#### DIRECTIONS FOR THIS TASK
Would you give the entries again word for word, with no pictures in the copy?

#### DATA FOR ANALYSIS

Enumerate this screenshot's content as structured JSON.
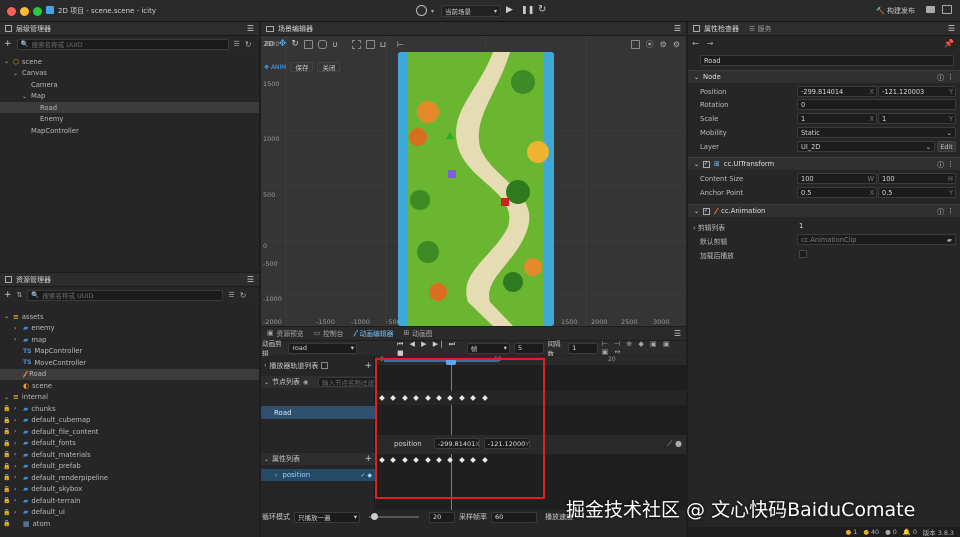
{
  "window": {
    "title": "2D 项目 - scene.scene - icity"
  },
  "top_toolbar": {
    "scene_select": "当前场景",
    "build_publish": "构建发布"
  },
  "hierarchy": {
    "title": "层级管理器",
    "search_placeholder": "搜索名称或 UUID",
    "nodes": [
      {
        "label": "scene",
        "depth": 0,
        "expanded": true,
        "selected": false
      },
      {
        "label": "Canvas",
        "depth": 1,
        "expanded": true,
        "selected": false
      },
      {
        "label": "Camera",
        "depth": 2,
        "expanded": false,
        "selected": false
      },
      {
        "label": "Map",
        "depth": 2,
        "expanded": true,
        "selected": false
      },
      {
        "label": "Road",
        "depth": 3,
        "expanded": false,
        "selected": true
      },
      {
        "label": "Enemy",
        "depth": 3,
        "expanded": false,
        "selected": false
      },
      {
        "label": "MapController",
        "depth": 2,
        "expanded": false,
        "selected": false
      }
    ]
  },
  "assets": {
    "title": "资源管理器",
    "search_placeholder": "搜索名称或 UUID",
    "items": [
      {
        "label": "assets",
        "kind": "db",
        "depth": 0
      },
      {
        "label": "enemy",
        "kind": "folder",
        "depth": 1
      },
      {
        "label": "map",
        "kind": "folder",
        "depth": 1
      },
      {
        "label": "MapController",
        "kind": "ts",
        "depth": 1
      },
      {
        "label": "MoveController",
        "kind": "ts",
        "depth": 1
      },
      {
        "label": "Road",
        "kind": "anim",
        "depth": 1
      },
      {
        "label": "scene",
        "kind": "scene",
        "depth": 1
      },
      {
        "label": "internal",
        "kind": "db",
        "depth": 0
      },
      {
        "label": "chunks",
        "kind": "folder",
        "depth": 1
      },
      {
        "label": "default_cubemap",
        "kind": "folder",
        "depth": 1
      },
      {
        "label": "default_file_content",
        "kind": "folder",
        "depth": 1
      },
      {
        "label": "default_fonts",
        "kind": "folder",
        "depth": 1
      },
      {
        "label": "default_materials",
        "kind": "folder",
        "depth": 1
      },
      {
        "label": "default_prefab",
        "kind": "folder",
        "depth": 1
      },
      {
        "label": "default_renderpipeline",
        "kind": "folder",
        "depth": 1
      },
      {
        "label": "default_skybox",
        "kind": "folder",
        "depth": 1
      },
      {
        "label": "default-terrain",
        "kind": "folder",
        "depth": 1
      },
      {
        "label": "default_ui",
        "kind": "folder",
        "depth": 1
      },
      {
        "label": "atom",
        "kind": "file",
        "depth": 1
      }
    ]
  },
  "scene_editor": {
    "title": "场景编辑器",
    "mode_2d": "2D",
    "anim_tag": "ANIM",
    "save": "保存",
    "close": "关闭",
    "y_ticks": [
      "2000",
      "1500",
      "1000",
      "500",
      "0",
      "-500",
      "-1000"
    ],
    "x_ticks": [
      "-2000",
      "-1500",
      "-1000",
      "-500",
      "500",
      "1000",
      "1500",
      "2000",
      "2500",
      "3000"
    ]
  },
  "bottom_tabs": {
    "tabs": [
      {
        "label": "资源预览",
        "active": false
      },
      {
        "label": "控制台",
        "active": false
      },
      {
        "label": "动画编辑器",
        "active": true
      },
      {
        "label": "动画图",
        "active": false
      }
    ]
  },
  "animation_editor": {
    "clip_label": "动画剪辑",
    "clip_value": "road",
    "frame_label": "帧",
    "frame_value": "5",
    "spacing_label": "间隔数",
    "spacing_value": "1",
    "ruler_ticks": [
      "0",
      "10",
      "20"
    ],
    "player_tracks": "播放器轨道列表",
    "node_list": "节点列表",
    "node_search_placeholder": "输入节点名称过滤",
    "node_name": "Road",
    "prop_list": "属性列表",
    "prop_name": "position",
    "prop_row": {
      "name": "position",
      "x": "-299.81401",
      "y": "-121.12000",
      "x_label": "X",
      "y_label": "Y"
    },
    "loop_label": "循环模式",
    "loop_value": "只播放一遍",
    "speed_value": "20",
    "sample_label": "采样帧率",
    "sample_value": "60",
    "duration_label": "播放速度"
  },
  "inspector": {
    "title": "属性检查器",
    "service_tab": "服务",
    "node_name": "Road",
    "node_section": "Node",
    "position": {
      "label": "Position",
      "x": "-299.814014",
      "y": "-121.120003",
      "x_axis": "X",
      "y_axis": "Y"
    },
    "rotation": {
      "label": "Rotation",
      "value": "0"
    },
    "scale": {
      "label": "Scale",
      "x": "1",
      "y": "1",
      "x_axis": "X",
      "y_axis": "Y"
    },
    "mobility": {
      "label": "Mobility",
      "value": "Static"
    },
    "layer": {
      "label": "Layer",
      "value": "UI_2D",
      "edit": "Edit"
    },
    "ui_transform": "cc.UITransform",
    "content_size": {
      "label": "Content Size",
      "w": "100",
      "h": "100",
      "w_axis": "W",
      "h_axis": "H"
    },
    "anchor_point": {
      "label": "Anchor Point",
      "x": "0.5",
      "y": "0.5",
      "x_axis": "X",
      "y_axis": "Y"
    },
    "animation": "cc.Animation",
    "clips": {
      "label": "剪辑列表",
      "value": "1"
    },
    "default_clip": {
      "label": "默认剪辑",
      "value": "cc.AnimationClip"
    },
    "play_on_load": {
      "label": "加载后播放"
    }
  },
  "statusbar": {
    "info": "1",
    "warn": "40",
    "error": "0",
    "logs": "0",
    "version": "版本 3.8.3"
  },
  "watermark": "掘金技术社区 @ 文心快码BaiduComate",
  "colors": {
    "accent": "#3f8fd8",
    "highlight_red": "#e02020",
    "selected": "#3c3c3c",
    "tab_active": "#6fc2ff"
  }
}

#### THE COMPLETED TASK
Enumerate this screenshot's content as structured JSON.
{
  "window": {
    "title": "2D 项目 - scene.scene - icity"
  },
  "top_toolbar": {
    "scene_select": "当前场景",
    "build_publish": "构建发布"
  },
  "hierarchy": {
    "title": "层级管理器",
    "search_placeholder": "搜索名称或 UUID",
    "nodes": [
      {
        "label": "scene",
        "depth": 0,
        "expanded": true,
        "selected": false
      },
      {
        "label": "Canvas",
        "depth": 1,
        "expanded": true,
        "selected": false
      },
      {
        "label": "Camera",
        "depth": 2,
        "expanded": false,
        "selected": false
      },
      {
        "label": "Map",
        "depth": 2,
        "expanded": true,
        "selected": false
      },
      {
        "label": "Road",
        "depth": 3,
        "expanded": false,
        "selected": true
      },
      {
        "label": "Enemy",
        "depth": 3,
        "expanded": false,
        "selected": false
      },
      {
        "label": "MapController",
        "depth": 2,
        "expanded": false,
        "selected": false
      }
    ]
  },
  "assets": {
    "title": "资源管理器",
    "search_placeholder": "搜索名称或 UUID",
    "items": [
      {
        "label": "assets",
        "kind": "db",
        "depth": 0
      },
      {
        "label": "enemy",
        "kind": "folder",
        "depth": 1
      },
      {
        "label": "map",
        "kind": "folder",
        "depth": 1
      },
      {
        "label": "MapController",
        "kind": "ts",
        "depth": 1
      },
      {
        "label": "MoveController",
        "kind": "ts",
        "depth": 1
      },
      {
        "label": "Road",
        "kind": "anim",
        "depth": 1
      },
      {
        "label": "scene",
        "kind": "scene",
        "depth": 1
      },
      {
        "label": "internal",
        "kind": "db",
        "depth": 0
      },
      {
        "label": "chunks",
        "kind": "folder",
        "depth": 1
      },
      {
        "label": "default_cubemap",
        "kind": "folder",
        "depth": 1
      },
      {
        "label": "default_file_content",
        "kind": "folder",
        "depth": 1
      },
      {
        "label": "default_fonts",
        "kind": "folder",
        "depth": 1
      },
      {
        "label": "default_materials",
        "kind": "folder",
        "depth": 1
      },
      {
        "label": "default_prefab",
        "kind": "folder",
        "depth": 1
      },
      {
        "label": "default_renderpipeline",
        "kind": "folder",
        "depth": 1
      },
      {
        "label": "default_skybox",
        "kind": "folder",
        "depth": 1
      },
      {
        "label": "default-terrain",
        "kind": "folder",
        "depth": 1
      },
      {
        "label": "default_ui",
        "kind": "folder",
        "depth": 1
      },
      {
        "label": "atom",
        "kind": "file",
        "depth": 1
      }
    ]
  },
  "scene_editor": {
    "title": "场景编辑器",
    "mode_2d": "2D",
    "anim_tag": "ANIM",
    "save": "保存",
    "close": "关闭",
    "y_ticks": [
      "2000",
      "1500",
      "1000",
      "500",
      "0",
      "-500",
      "-1000"
    ],
    "x_ticks": [
      "-2000",
      "-1500",
      "-1000",
      "-500",
      "500",
      "1000",
      "1500",
      "2000",
      "2500",
      "3000"
    ]
  },
  "bottom_tabs": {
    "tabs": [
      {
        "label": "资源预览",
        "active": false
      },
      {
        "label": "控制台",
        "active": false
      },
      {
        "label": "动画编辑器",
        "active": true
      },
      {
        "label": "动画图",
        "active": false
      }
    ]
  },
  "animation_editor": {
    "clip_label": "动画剪辑",
    "clip_value": "road",
    "frame_label": "帧",
    "frame_value": "5",
    "spacing_label": "间隔数",
    "spacing_value": "1",
    "ruler_ticks": [
      "0",
      "10",
      "20"
    ],
    "player_tracks": "播放器轨道列表",
    "node_list": "节点列表",
    "node_search_placeholder": "输入节点名称过滤",
    "node_name": "Road",
    "prop_list": "属性列表",
    "prop_name": "position",
    "prop_row": {
      "name": "position",
      "x": "-299.81401",
      "y": "-121.12000",
      "x_label": "X",
      "y_label": "Y"
    },
    "loop_label": "循环模式",
    "loop_value": "只播放一遍",
    "speed_value": "20",
    "sample_label": "采样帧率",
    "sample_value": "60",
    "duration_label": "播放速度"
  },
  "inspector": {
    "title": "属性检查器",
    "service_tab": "服务",
    "node_name": "Road",
    "node_section": "Node",
    "position": {
      "label": "Position",
      "x": "-299.814014",
      "y": "-121.120003",
      "x_axis": "X",
      "y_axis": "Y"
    },
    "rotation": {
      "label": "Rotation",
      "value": "0"
    },
    "scale": {
      "label": "Scale",
      "x": "1",
      "y": "1",
      "x_axis": "X",
      "y_axis": "Y"
    },
    "mobility": {
      "label": "Mobility",
      "value": "Static"
    },
    "layer": {
      "label": "Layer",
      "value": "UI_2D",
      "edit": "Edit"
    },
    "ui_transform": "cc.UITransform",
    "content_size": {
      "label": "Content Size",
      "w": "100",
      "h": "100",
      "w_axis": "W",
      "h_axis": "H"
    },
    "anchor_point": {
      "label": "Anchor Point",
      "x": "0.5",
      "y": "0.5",
      "x_axis": "X",
      "y_axis": "Y"
    },
    "animation": "cc.Animation",
    "clips": {
      "label": "剪辑列表",
      "value": "1"
    },
    "default_clip": {
      "label": "默认剪辑",
      "value": "cc.AnimationClip"
    },
    "play_on_load": {
      "label": "加载后播放"
    }
  },
  "statusbar": {
    "info": "1",
    "warn": "40",
    "error": "0",
    "logs": "0",
    "version": "版本 3.8.3"
  },
  "watermark": "掘金技术社区 @ 文心快码BaiduComate",
  "colors": {
    "accent": "#3f8fd8",
    "highlight_red": "#e02020",
    "selected": "#3c3c3c",
    "tab_active": "#6fc2ff"
  }
}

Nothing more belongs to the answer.